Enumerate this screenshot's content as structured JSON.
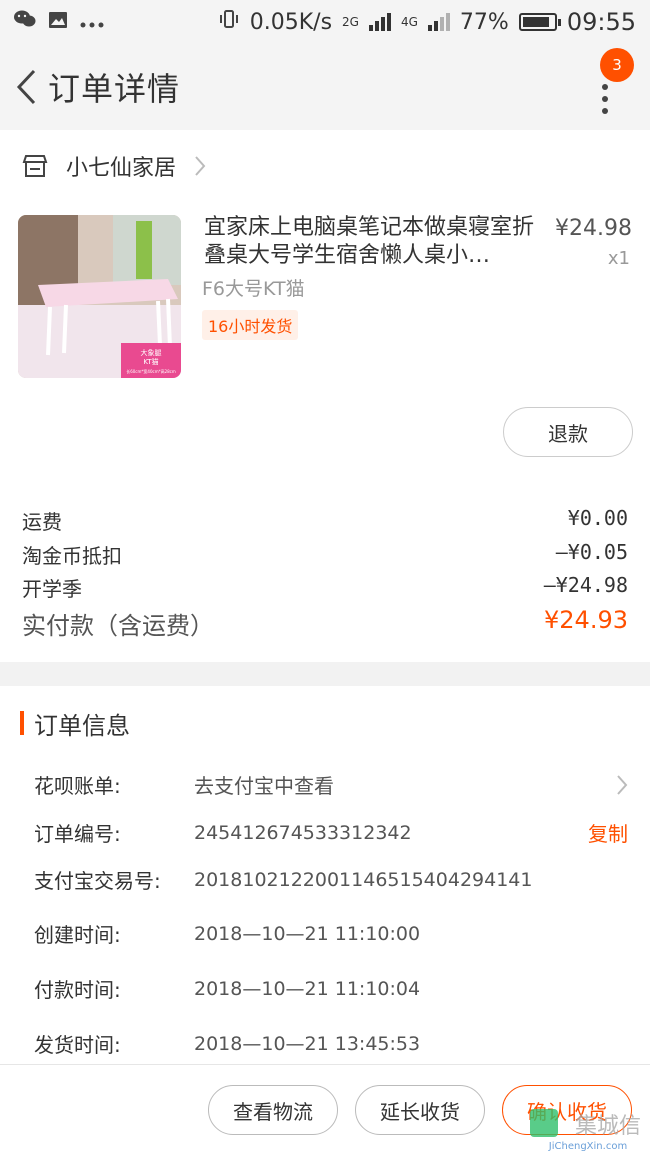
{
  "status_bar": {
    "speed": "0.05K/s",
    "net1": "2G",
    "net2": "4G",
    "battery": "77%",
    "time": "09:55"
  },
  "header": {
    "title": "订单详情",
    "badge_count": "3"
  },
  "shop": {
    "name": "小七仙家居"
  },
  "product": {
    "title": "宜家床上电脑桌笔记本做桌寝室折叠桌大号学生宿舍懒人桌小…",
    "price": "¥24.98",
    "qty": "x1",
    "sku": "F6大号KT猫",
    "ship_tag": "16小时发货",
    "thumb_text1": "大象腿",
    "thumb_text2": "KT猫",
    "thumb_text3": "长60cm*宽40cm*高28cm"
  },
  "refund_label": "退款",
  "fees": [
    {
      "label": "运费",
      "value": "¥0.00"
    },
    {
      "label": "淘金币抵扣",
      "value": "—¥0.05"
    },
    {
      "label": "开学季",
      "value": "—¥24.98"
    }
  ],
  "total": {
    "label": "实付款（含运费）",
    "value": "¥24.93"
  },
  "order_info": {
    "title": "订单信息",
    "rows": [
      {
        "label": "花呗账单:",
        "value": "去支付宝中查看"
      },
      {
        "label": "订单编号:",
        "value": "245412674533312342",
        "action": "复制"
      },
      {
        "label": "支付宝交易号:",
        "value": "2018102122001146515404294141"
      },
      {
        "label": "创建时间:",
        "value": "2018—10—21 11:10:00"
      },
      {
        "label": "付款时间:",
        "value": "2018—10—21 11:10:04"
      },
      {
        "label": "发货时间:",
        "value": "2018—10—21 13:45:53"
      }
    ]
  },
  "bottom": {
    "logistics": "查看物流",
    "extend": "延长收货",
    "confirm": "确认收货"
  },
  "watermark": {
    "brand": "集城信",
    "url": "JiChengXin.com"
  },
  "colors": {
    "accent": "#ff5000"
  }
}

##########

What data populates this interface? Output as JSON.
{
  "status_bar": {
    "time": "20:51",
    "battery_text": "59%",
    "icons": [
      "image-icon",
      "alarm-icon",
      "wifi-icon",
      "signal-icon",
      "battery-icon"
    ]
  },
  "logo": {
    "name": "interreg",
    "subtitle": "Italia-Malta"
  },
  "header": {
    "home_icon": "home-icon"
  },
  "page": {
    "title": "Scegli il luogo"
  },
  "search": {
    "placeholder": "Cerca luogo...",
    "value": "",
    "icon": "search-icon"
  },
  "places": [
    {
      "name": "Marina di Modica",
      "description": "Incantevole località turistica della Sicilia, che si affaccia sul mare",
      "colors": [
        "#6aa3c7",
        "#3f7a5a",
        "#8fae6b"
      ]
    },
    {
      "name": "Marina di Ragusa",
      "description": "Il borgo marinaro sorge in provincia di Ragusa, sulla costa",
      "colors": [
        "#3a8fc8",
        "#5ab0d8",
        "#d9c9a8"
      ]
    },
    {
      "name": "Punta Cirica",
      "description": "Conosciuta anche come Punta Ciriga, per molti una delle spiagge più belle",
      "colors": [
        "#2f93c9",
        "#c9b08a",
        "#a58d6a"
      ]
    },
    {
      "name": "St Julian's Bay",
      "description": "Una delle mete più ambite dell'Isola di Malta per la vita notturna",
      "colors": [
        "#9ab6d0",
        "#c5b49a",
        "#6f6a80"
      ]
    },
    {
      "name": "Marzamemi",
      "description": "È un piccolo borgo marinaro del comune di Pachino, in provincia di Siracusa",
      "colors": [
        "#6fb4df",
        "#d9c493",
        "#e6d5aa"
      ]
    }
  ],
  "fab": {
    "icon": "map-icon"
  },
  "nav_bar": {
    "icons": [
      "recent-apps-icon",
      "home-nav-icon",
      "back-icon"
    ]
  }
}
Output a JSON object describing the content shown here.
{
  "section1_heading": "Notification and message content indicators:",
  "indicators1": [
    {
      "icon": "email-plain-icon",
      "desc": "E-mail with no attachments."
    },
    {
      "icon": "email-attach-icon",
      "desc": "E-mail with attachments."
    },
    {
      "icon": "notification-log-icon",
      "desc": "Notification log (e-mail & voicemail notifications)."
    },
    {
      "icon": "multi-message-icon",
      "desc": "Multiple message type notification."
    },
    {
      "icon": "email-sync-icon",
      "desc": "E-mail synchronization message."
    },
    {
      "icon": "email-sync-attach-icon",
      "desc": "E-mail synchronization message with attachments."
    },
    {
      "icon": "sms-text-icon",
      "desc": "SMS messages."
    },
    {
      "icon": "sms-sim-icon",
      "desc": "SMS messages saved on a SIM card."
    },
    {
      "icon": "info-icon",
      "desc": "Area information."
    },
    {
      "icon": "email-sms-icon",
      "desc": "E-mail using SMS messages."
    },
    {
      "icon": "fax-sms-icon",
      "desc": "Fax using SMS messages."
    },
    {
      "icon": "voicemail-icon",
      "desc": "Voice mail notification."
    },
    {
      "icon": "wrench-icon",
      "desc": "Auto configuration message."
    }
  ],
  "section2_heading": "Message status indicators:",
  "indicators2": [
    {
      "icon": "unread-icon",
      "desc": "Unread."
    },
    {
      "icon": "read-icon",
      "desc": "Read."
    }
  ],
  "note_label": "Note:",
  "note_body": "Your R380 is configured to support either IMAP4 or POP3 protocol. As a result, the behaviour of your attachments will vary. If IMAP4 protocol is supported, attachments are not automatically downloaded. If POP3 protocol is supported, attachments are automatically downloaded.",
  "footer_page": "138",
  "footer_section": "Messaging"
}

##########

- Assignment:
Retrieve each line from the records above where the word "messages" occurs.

- Solution to the problem:
      "desc": "SMS messages."
      "desc": "SMS messages saved on a SIM card."
      "desc": "E-mail using SMS messages."
      "desc": "Fax using SMS messages."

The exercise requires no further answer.